Daqin jingjiao sanwei mongdu zan
Dunhuang, 8th - 9th century
Manuscript, ink on paper
H: 26 cm, W: 105 cm.
Pelliot Mission, 1906-1909, Qianfodong
Inv. Manuscrits orientaux, fonds Pelliot chinois 3847
[Oriental Manuscripts, Pelliot collection, Chinese 3847]
French National Library, Paris
This manuscript is apparently the oldest known Christian manuscript on paper.
As its title indicates, it is a Nestorian hymn of adoration intended for liturgical use and translated from the Syriac into Chinese by Jingjing, the chorévêque Adam named on the stele of the Yining Temple (v. Catalogue no. 28).
The term sanwei, Three Majesties, is an adaptation of the concept of the Trinity which is still often considered in Asia as Three Thrones: it includes the Cifu or affectionate Father, the Mingzi or Luminous Son and the Liangfeng, literally "fresh wind" or Holy Spirit.
The entire terminology of the text is studded with Buddhist references such as Fahuang or Master of the Law. The vocabulary would later undergo further evolution, however; Holy Spirit became Jingfeng or "pure breath". Mongdu seems to be the phonetic transcription of the Syriac motwa, a term which traditionally designates a hymn chanted while seated.

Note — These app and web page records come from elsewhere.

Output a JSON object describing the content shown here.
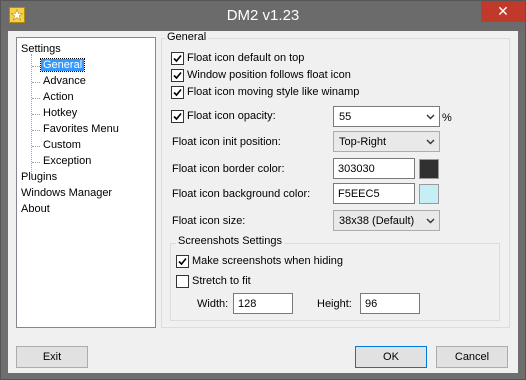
{
  "window": {
    "title": "DM2 v1.23",
    "close_glyph": "✕"
  },
  "tree": {
    "items": [
      {
        "label": "Settings",
        "level": 0
      },
      {
        "label": "General",
        "level": 1,
        "selected": true
      },
      {
        "label": "Advance",
        "level": 1
      },
      {
        "label": "Action",
        "level": 1
      },
      {
        "label": "Hotkey",
        "level": 1
      },
      {
        "label": "Favorites Menu",
        "level": 1
      },
      {
        "label": "Custom",
        "level": 1
      },
      {
        "label": "Exception",
        "level": 1
      },
      {
        "label": "Plugins",
        "level": 0
      },
      {
        "label": "Windows Manager",
        "level": 0
      },
      {
        "label": "About",
        "level": 0
      }
    ]
  },
  "general": {
    "group_title": "General",
    "float_on_top": {
      "label": "Float icon default on top",
      "checked": true
    },
    "follow_float": {
      "label": "Window position follows float icon",
      "checked": true
    },
    "winamp_style": {
      "label": "Float icon moving style like winamp",
      "checked": true
    },
    "opacity": {
      "label": "Float icon opacity:",
      "checked": true,
      "value": "55",
      "unit": "%"
    },
    "init_position": {
      "label": "Float icon init position:",
      "value": "Top-Right"
    },
    "border_color": {
      "label": "Float icon border color:",
      "value": "303030",
      "swatch": "#303030"
    },
    "background_color": {
      "label": "Float icon background color:",
      "value": "F5EEC5",
      "swatch": "#c5eef5"
    },
    "icon_size": {
      "label": "Float icon size:",
      "value": "38x38 (Default)"
    }
  },
  "screenshots": {
    "group_title": "Screenshots Settings",
    "make_when_hiding": {
      "label": "Make screenshots when hiding",
      "checked": true
    },
    "stretch": {
      "label": "Stretch to fit",
      "checked": false
    },
    "width": {
      "label": "Width:",
      "value": "128"
    },
    "height": {
      "label": "Height:",
      "value": "96"
    }
  },
  "buttons": {
    "exit": "Exit",
    "ok": "OK",
    "cancel": "Cancel"
  },
  "icons": {
    "app": "star-icon",
    "close": "close-icon",
    "dropdown": "chevron-down-icon",
    "check": "checkmark-icon"
  }
}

The text reproduces in Chinese the Gloria in excelsis Deo, which was then in use in the Eastern Syriac Church. In spite of the language difficulties, it succeeds in rendering in an ingenuous fashion the essence of this spirituality.